# [Supplied material]
------------------------------------------------------------
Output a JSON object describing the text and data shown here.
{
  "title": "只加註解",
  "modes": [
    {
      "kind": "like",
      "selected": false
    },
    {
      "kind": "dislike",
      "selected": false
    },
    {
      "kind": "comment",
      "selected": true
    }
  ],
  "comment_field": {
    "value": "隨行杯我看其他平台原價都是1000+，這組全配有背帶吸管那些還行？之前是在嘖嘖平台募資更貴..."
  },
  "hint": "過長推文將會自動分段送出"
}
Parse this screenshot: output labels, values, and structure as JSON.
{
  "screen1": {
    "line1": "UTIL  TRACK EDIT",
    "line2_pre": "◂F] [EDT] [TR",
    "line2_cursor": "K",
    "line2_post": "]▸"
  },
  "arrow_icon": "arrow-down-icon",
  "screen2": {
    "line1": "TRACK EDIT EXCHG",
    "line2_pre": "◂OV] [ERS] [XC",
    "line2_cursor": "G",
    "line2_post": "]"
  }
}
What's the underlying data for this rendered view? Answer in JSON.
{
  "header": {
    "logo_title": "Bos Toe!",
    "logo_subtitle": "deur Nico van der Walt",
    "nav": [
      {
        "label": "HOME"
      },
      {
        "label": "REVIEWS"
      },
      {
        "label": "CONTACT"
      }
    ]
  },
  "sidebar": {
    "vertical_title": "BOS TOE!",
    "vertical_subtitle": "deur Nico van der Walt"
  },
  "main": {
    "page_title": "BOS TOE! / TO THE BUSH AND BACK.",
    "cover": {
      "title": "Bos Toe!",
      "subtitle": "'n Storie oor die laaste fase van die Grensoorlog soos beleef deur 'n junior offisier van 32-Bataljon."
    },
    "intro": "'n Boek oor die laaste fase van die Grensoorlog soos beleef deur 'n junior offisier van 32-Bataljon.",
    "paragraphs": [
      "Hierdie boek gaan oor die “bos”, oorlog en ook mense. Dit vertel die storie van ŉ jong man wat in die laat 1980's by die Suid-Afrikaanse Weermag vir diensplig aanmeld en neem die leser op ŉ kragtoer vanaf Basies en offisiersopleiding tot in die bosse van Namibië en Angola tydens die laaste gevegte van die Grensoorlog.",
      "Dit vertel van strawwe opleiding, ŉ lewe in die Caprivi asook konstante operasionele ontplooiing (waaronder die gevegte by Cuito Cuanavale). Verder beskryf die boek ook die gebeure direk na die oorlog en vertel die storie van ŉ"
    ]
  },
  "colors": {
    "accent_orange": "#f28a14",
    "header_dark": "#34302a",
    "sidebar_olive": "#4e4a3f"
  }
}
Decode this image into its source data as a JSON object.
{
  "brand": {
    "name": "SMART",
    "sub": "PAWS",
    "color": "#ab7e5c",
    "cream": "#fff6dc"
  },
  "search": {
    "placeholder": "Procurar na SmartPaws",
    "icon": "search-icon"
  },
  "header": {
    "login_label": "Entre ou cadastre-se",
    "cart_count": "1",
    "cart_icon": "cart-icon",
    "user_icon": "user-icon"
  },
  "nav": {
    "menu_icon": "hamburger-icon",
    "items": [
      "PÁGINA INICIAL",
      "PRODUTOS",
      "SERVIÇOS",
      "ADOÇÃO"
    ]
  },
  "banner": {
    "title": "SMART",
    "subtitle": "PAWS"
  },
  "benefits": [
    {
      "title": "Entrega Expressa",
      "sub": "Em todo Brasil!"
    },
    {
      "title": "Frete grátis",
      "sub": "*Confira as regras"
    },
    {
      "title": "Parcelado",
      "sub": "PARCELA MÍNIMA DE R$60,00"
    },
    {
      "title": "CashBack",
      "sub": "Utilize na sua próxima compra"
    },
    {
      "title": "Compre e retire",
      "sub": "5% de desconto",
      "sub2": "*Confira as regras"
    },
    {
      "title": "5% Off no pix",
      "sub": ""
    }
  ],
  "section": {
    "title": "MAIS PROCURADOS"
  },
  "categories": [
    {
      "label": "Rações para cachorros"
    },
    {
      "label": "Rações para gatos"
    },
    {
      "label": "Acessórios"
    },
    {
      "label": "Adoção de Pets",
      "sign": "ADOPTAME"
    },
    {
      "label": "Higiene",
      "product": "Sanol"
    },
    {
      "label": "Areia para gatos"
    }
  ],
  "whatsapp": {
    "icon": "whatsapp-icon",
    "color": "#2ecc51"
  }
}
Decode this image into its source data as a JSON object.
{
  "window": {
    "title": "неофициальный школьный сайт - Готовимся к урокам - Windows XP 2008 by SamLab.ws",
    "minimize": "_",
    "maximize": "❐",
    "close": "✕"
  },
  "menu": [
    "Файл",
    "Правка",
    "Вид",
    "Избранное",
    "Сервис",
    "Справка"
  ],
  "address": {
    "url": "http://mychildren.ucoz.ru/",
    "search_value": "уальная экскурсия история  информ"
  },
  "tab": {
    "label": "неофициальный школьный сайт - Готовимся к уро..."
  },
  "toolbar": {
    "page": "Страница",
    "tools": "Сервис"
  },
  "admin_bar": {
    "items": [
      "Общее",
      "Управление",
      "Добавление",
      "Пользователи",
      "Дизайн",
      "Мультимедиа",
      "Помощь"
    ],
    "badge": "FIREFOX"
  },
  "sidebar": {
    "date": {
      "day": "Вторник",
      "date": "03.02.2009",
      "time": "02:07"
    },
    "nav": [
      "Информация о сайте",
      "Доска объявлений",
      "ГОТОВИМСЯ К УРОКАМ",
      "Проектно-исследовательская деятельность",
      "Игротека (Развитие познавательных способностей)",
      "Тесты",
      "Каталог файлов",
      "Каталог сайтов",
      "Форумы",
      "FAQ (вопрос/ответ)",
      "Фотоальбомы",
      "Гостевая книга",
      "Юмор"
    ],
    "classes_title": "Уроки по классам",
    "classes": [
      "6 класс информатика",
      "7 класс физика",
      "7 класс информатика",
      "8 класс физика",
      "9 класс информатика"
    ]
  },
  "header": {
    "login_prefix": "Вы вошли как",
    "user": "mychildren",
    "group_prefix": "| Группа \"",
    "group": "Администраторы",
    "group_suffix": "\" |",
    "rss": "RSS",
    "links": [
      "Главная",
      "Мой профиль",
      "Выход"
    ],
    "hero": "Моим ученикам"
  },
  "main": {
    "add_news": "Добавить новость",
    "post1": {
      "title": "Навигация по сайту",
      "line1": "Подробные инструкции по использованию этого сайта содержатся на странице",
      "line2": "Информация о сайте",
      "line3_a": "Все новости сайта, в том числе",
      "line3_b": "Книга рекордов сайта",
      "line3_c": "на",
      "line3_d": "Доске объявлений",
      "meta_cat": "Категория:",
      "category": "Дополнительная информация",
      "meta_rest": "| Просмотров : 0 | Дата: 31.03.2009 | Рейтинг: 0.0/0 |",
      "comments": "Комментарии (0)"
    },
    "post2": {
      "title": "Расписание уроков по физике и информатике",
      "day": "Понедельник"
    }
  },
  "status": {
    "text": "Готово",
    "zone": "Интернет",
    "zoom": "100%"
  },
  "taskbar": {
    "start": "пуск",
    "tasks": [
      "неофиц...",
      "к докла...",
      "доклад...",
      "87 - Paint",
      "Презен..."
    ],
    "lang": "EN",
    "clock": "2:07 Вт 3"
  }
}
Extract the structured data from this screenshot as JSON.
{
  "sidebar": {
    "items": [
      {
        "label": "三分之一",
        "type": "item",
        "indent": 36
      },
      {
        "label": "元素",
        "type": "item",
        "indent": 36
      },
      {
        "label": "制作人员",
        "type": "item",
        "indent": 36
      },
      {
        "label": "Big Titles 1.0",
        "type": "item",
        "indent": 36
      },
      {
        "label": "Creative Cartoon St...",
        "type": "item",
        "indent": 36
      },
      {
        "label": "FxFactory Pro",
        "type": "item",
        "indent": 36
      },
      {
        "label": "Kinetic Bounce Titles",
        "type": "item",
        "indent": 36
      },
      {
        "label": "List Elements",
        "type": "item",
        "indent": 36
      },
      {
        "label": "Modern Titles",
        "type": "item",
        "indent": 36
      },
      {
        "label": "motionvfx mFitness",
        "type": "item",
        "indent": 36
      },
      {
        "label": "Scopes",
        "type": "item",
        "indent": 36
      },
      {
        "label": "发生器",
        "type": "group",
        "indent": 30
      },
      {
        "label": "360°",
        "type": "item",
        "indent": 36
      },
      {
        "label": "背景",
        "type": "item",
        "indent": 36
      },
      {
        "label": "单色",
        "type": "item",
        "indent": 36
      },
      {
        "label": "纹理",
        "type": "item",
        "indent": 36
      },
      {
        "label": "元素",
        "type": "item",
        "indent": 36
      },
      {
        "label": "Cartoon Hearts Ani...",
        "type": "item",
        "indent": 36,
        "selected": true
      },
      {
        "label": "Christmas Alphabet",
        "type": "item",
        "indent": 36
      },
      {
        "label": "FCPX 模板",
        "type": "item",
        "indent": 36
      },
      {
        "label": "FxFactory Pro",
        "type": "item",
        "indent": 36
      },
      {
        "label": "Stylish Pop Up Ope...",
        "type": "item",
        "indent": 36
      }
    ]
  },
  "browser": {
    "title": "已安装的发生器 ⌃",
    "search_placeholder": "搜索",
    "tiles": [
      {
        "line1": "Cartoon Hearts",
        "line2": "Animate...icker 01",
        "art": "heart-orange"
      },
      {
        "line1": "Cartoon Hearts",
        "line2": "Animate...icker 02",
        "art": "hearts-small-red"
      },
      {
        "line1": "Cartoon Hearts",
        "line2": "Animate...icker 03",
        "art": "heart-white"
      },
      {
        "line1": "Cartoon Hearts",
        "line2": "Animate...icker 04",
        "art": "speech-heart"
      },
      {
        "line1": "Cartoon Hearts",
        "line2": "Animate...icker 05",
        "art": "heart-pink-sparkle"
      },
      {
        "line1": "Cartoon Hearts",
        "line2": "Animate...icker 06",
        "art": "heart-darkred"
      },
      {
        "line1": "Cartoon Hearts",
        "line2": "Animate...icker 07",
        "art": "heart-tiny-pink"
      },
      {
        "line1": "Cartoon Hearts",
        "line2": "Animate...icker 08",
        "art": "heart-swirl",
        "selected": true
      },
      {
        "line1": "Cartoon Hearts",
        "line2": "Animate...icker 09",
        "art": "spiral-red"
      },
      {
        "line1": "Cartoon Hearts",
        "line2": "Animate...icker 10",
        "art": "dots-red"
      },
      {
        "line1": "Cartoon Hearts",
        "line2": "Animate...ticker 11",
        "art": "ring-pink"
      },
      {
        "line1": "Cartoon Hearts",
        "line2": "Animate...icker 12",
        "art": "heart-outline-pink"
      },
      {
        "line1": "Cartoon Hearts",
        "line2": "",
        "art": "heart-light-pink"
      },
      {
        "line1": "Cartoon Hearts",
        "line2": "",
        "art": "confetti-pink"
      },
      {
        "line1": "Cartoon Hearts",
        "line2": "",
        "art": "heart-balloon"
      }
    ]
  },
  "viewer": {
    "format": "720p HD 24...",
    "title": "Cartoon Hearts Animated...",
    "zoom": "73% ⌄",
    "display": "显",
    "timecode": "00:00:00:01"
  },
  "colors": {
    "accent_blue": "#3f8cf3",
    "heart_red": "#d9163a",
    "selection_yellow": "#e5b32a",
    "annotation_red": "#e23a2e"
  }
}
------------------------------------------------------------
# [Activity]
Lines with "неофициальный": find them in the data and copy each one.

# [Response]
    "title": "неофициальный школьный сайт - Готовимся к урокам - Windows XP 2008 by SamLab.ws",
    "label": "неофициальный школьный сайт - Готовимся к уро..."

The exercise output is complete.